For most of your life, you’ve been told to dream big.
Reach for the stars, they said. Go for it. Just do it. Carpe diem.
That’s all good advice, especially when you don’t yet know what your deepest dream is. It’s even better advice when, as in “The Horse Lover” by H. Alan Day (with Lynn Wiese Sneyd), your dream is a little wild.
Alan Day did not need another ranch. He already owned a 198,000-acre spread that “straddled” Arizona and New Mexico and a 45,000-acre ranch in Nebraska, but touring the 35,000-acre Arnold Ranch in South Dakota felt curiously like coming home. Day fell in love with the land and made an offer to buy it. He wasn’t sure what to do with the ranch — until a friend coincidentally presented an intriguing proposal: the Bureau of Land Management had been in charge of capturing wild mustangs for years, but there was a problem with unadoptable horses. Day’s friend likened the animals’ holding pens to a sort of prison that was expensive to run.

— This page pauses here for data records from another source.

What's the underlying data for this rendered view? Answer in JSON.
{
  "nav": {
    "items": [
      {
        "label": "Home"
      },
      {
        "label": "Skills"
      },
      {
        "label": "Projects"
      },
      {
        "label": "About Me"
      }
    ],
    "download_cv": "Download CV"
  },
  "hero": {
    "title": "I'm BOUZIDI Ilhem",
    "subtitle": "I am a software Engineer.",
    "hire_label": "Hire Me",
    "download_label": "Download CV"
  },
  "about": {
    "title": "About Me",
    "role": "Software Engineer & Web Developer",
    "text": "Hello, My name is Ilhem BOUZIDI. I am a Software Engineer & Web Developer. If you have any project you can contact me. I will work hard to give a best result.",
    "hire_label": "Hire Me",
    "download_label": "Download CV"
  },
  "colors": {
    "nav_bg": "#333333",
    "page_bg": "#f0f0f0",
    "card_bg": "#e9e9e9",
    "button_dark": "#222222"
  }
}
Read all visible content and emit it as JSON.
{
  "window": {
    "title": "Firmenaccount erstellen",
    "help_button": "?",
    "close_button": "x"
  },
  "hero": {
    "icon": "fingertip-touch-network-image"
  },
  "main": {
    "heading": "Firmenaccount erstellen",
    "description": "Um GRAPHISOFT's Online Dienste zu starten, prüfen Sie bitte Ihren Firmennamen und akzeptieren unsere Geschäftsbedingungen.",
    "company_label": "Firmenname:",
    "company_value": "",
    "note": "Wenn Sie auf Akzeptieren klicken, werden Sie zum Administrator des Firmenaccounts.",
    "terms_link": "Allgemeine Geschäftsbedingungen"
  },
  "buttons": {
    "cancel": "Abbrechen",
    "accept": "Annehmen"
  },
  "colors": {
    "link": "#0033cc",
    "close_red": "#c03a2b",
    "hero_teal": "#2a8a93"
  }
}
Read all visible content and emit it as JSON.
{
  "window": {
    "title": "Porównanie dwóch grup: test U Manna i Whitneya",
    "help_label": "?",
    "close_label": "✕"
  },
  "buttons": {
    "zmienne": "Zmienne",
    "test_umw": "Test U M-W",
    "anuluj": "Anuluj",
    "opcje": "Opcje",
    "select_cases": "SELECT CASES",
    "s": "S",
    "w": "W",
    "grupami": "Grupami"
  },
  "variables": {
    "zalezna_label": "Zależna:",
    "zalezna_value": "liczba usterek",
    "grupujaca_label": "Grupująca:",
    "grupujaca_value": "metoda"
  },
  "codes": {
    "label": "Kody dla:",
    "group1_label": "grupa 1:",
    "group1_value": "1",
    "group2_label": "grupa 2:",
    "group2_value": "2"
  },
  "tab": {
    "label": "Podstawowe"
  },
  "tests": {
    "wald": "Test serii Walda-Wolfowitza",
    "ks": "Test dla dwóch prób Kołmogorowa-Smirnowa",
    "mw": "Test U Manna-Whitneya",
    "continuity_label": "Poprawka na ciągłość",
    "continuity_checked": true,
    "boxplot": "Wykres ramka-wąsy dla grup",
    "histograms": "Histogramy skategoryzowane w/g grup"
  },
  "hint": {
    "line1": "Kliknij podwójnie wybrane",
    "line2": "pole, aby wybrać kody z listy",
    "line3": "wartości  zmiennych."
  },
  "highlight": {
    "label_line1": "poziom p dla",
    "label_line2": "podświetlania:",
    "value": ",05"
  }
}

A privately-held sanctuary seemed to be a good solution for Day’s new ranch, taxpayers, and horses alike. And so — after months of preparation and piles of official paperwork — 1,500 horses were delivered to the Mustang Meadows Ranch.
The first business at hand was to train the horses. Day, a cattleman at heart, knew that skittish animals could be taught to acclimate to humans, so he and his cowboys set about doing so.
This helped calm the mustangs, and facilitated moving them and caring for their health. Out of old, tiny corrals and in an atmosphere they were “born” to roam, once- scruffy horses grew fat and sleek on prairie grasses, and individual personalities began to emerge. The BLM was happy, and so was Day.
But then, as often happens, politics got in the way. Local government officials tried to have Day arrested due to an accident. BLM officers directed him to do something unimaginable. They took his horses for reasons he thinks he figured out. On April 13, 1993, everything fell apart.
I have mixed feelings about this book, and here’s why: “The Horse Lover” is a gorgeous book. Beautiful, really, but it’s littered with wince-worthy memories that I really wish I’d never had to read. The author is a true gentleman cowboy and an exceptional storyteller. From start to finish, we’re treated to one anecdote after another of horses he’s loved and people he’s known. Over and over, I felt like I was leaning on a fence while reading, smelling horseflesh, and listening to nickers and prairie — all good signs of a tale that pulls you in and keeps you there. But then there are peeks at the reality of ranch life, years ago, and that’s hard stuff to read. It doesn’t completely overtake this memoir, but it crops up and bears mentioning. Keep that in mind and beware, and “The Horse Lover” could be a dream book.